A deposit or a fee that the landlord requires the tenant to pay at the beginning of the tenancy. The landlord can use the security deposit, for example, if the tenant moves out owing rent or leaves the unit damaged or less clean than when the tenant moved in.
A written notice from a landlord to a tenant telling the tenant that the tenancy will end in 60 days. A sixty-day notice usually does not have to state the landlord's reason for ending the tenancy.
A separate rental agreement between the original tenant and a new tenant to whom the original tenant rents all or part of the rental unit. The new tenant is called a "subtenant." The agreement between the original tenant and the landlord remains in force, and the original tenant continues to be responsible for paying the rent to the landlord and for other tenant obligations. (Compare to assignment.)
The tenant's exclusive right, created by a rental agreement between the landlord and the tenant, to use and possess the landlord's rental unit.
A person who rents or leases a rental unit from a landlord.
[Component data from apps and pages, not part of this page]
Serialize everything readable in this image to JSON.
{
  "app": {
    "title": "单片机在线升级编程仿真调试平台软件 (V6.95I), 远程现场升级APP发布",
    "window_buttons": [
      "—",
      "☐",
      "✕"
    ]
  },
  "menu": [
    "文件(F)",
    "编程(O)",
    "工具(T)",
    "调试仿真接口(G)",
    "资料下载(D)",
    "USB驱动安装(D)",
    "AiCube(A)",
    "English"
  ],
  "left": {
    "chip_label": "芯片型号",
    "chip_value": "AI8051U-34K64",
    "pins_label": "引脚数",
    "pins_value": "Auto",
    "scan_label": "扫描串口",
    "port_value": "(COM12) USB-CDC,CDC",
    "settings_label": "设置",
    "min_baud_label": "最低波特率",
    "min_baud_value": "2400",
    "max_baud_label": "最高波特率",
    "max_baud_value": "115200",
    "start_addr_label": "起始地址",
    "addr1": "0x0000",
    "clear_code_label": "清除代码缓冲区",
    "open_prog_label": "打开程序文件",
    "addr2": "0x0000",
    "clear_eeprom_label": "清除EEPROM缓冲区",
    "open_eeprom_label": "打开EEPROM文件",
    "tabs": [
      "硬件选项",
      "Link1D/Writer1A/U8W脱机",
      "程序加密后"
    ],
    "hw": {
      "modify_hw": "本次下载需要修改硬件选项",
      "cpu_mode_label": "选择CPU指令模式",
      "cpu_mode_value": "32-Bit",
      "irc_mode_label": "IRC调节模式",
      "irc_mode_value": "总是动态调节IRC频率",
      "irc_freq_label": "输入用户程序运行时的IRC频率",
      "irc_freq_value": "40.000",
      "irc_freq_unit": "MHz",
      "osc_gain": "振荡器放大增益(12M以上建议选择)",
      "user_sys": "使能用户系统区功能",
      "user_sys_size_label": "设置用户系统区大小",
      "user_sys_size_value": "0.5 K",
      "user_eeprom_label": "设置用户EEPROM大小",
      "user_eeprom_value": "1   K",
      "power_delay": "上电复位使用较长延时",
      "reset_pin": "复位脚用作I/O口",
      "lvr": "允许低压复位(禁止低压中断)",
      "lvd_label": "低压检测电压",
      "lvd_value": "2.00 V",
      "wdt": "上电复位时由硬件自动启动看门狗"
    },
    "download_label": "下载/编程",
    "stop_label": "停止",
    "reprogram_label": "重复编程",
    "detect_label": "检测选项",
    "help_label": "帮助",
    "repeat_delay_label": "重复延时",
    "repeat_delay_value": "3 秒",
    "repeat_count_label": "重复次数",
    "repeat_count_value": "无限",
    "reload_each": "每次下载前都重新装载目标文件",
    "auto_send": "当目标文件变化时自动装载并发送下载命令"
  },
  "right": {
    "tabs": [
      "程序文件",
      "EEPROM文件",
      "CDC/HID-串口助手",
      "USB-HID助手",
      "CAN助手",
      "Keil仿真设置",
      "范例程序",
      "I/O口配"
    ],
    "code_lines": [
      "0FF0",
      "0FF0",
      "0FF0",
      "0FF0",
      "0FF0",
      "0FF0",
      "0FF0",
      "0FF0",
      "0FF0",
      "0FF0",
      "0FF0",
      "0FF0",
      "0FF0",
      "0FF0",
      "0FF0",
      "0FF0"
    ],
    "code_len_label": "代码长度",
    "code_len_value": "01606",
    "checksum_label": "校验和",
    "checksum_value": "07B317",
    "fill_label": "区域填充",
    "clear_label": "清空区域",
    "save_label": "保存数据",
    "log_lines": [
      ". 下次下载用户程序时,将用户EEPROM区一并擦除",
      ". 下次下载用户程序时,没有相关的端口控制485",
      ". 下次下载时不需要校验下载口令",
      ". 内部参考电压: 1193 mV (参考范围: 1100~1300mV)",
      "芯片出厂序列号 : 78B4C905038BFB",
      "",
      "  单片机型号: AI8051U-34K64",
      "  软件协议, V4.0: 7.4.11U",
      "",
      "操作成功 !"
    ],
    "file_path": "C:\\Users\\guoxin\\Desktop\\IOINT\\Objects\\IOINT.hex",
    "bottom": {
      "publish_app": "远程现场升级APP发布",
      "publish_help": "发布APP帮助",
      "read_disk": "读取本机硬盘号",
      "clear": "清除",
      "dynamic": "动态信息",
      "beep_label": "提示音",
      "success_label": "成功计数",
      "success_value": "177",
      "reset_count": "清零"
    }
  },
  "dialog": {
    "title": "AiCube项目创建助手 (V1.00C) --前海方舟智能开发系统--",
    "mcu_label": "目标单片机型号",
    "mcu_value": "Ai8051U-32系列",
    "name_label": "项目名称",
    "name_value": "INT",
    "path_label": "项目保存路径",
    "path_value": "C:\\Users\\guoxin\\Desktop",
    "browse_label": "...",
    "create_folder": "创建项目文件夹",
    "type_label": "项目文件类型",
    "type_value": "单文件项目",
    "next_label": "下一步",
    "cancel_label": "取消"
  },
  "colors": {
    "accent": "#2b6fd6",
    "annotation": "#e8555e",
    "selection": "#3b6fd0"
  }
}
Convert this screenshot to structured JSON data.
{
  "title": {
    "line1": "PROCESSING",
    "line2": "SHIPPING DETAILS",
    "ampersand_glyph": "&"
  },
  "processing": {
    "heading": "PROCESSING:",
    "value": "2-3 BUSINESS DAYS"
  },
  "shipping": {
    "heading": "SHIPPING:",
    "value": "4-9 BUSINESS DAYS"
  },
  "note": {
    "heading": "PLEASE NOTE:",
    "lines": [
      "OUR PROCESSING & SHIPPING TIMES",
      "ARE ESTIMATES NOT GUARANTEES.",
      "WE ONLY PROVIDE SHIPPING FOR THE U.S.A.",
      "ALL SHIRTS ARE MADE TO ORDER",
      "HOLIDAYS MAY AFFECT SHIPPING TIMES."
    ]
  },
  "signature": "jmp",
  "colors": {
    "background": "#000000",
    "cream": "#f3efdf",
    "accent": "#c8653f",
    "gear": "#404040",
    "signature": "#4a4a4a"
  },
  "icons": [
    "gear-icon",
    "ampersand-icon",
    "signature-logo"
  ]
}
The tenant obtains the right to the exclusive use and possession of the rental unit during the lease or rental period.
Tenant screening service
A business that collects and sells information on tenants, such as whether they pay their rent on time and whether they have been defendants in unlawful detainer lawsuits.
- see eviction notice.
A written notice from a landlord to a tenant telling the tenant that the tenancy will end in 30 days. A thirty-day notice usually does not have to state the landlord's reason for ending the tenancy.
A rental unit which has such serious problems or defects that the tenant's health or safety is affected. A rental unit may be uninhabitable if it is not fit for human beings to live in, or if it fails to substantially comply with building and safety code standards that materially affect tenants' health and safety. (Compare to habitable.)
Unlawful detainer lawsuit
A lawsuit that a landlord must file and win before he or she can evict a tenant (also called an "eviction" lawsuit).
Writ of possession
A document issued by the court after the landlord wins an unlawful detainer (eviction) lawsuit. The writ of possession is served on the tenant by the sheriff. The writ informs the tenant that the tenant must leave the rental unit by the end of five days, or the sheriff will forcibly remove the tenant.